**Required action:**
Pictures do not belong in the copy; print every entry exactly as it stands.

(Beginning of Data records)

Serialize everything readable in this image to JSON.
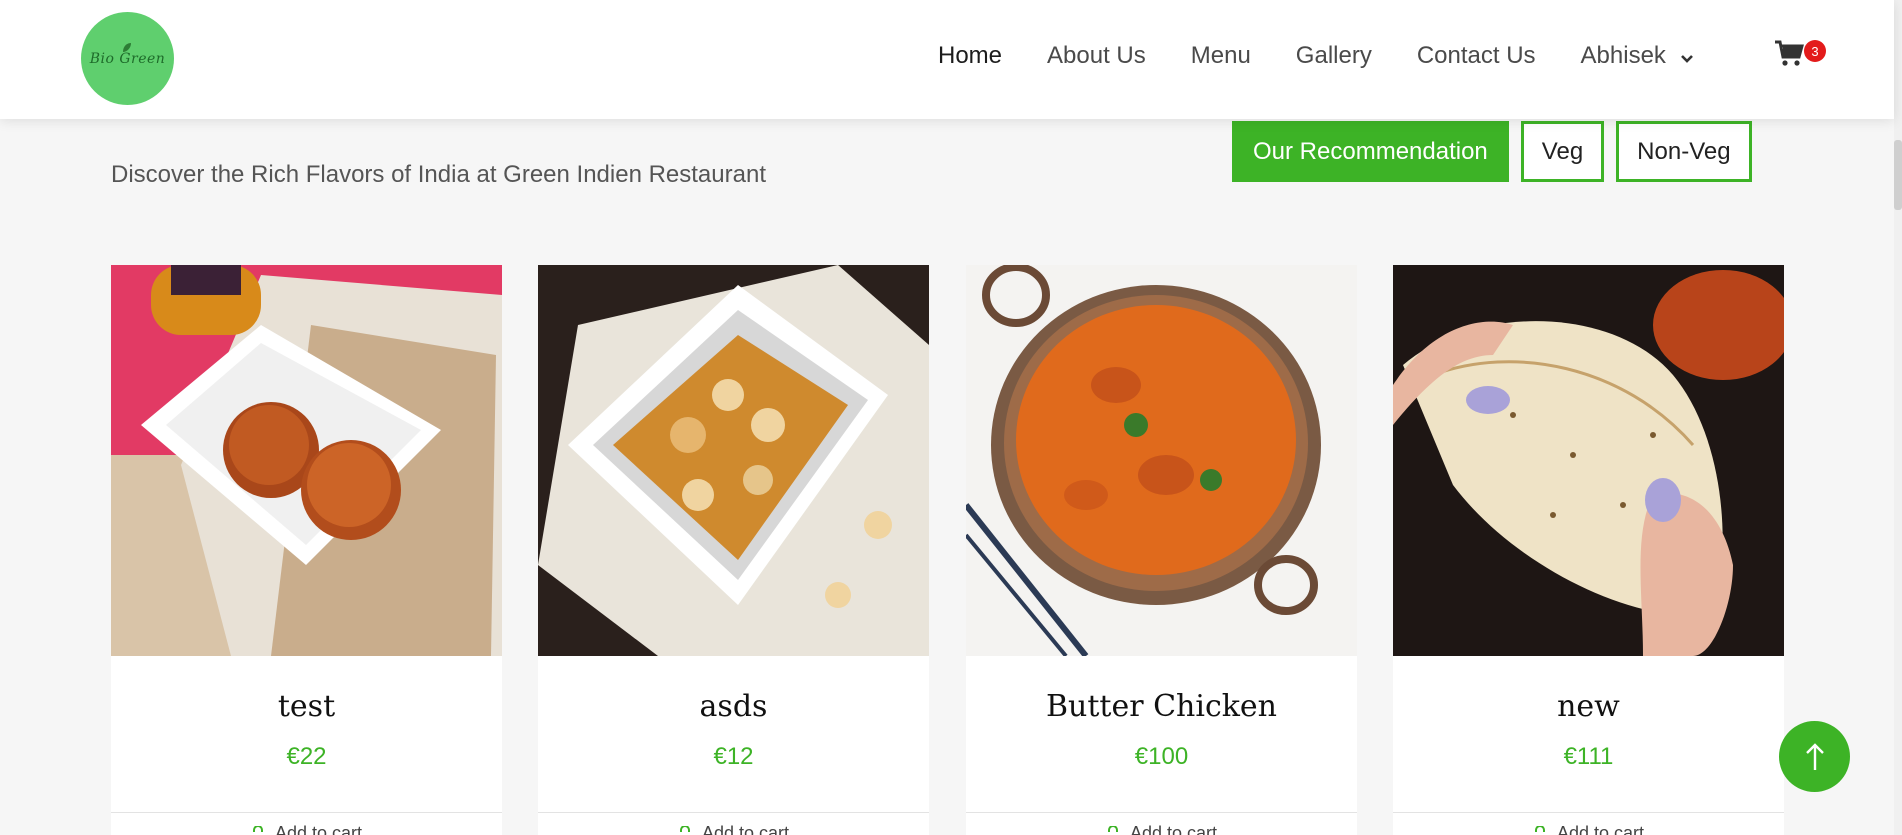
{
  "brand": {
    "logo_text": "Bio Green"
  },
  "nav": {
    "items": [
      "Home",
      "About Us",
      "Menu",
      "Gallery",
      "Contact Us"
    ],
    "user": "Abhisek",
    "cart_count": "3"
  },
  "colors": {
    "accent": "#3db326",
    "badge": "#e31b1b",
    "logo_bg": "#5fcf6e"
  },
  "tagline": "Discover the Rich Flavors of India at Green Indien Restaurant",
  "filters": [
    "Our Recommendation",
    "Veg",
    "Non-Veg"
  ],
  "cards": [
    {
      "name": "test",
      "price": "€22",
      "cart_label": "Add to cart",
      "image": "gulab-jamun"
    },
    {
      "name": "asds",
      "price": "€12",
      "cart_label": "Add to cart",
      "image": "cashew-halwa"
    },
    {
      "name": "Butter Chicken",
      "price": "€100",
      "cart_label": "Add to cart",
      "image": "butter-chicken"
    },
    {
      "name": "new",
      "price": "€111",
      "cart_label": "Add to cart",
      "image": "papad"
    }
  ],
  "icons": {
    "cart": "cart-icon",
    "chevron": "chevron-down-icon",
    "scroll_top": "arrow-up-icon",
    "add_cart": "cart-add-icon"
  }
}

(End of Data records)

**Your solution:**
Serialize everything readable in this image to JSON.
{
  "brand": {
    "logo_text": "Bio Green"
  },
  "nav": {
    "items": [
      "Home",
      "About Us",
      "Menu",
      "Gallery",
      "Contact Us"
    ],
    "user": "Abhisek",
    "cart_count": "3"
  },
  "colors": {
    "accent": "#3db326",
    "badge": "#e31b1b",
    "logo_bg": "#5fcf6e"
  },
  "tagline": "Discover the Rich Flavors of India at Green Indien Restaurant",
  "filters": [
    "Our Recommendation",
    "Veg",
    "Non-Veg"
  ],
  "cards": [
    {
      "name": "test",
      "price": "€22",
      "cart_label": "Add to cart",
      "image": "gulab-jamun"
    },
    {
      "name": "asds",
      "price": "€12",
      "cart_label": "Add to cart",
      "image": "cashew-halwa"
    },
    {
      "name": "Butter Chicken",
      "price": "€100",
      "cart_label": "Add to cart",
      "image": "butter-chicken"
    },
    {
      "name": "new",
      "price": "€111",
      "cart_label": "Add to cart",
      "image": "papad"
    }
  ],
  "icons": {
    "cart": "cart-icon",
    "chevron": "chevron-down-icon",
    "scroll_top": "arrow-up-icon",
    "add_cart": "cart-add-icon"
  }
}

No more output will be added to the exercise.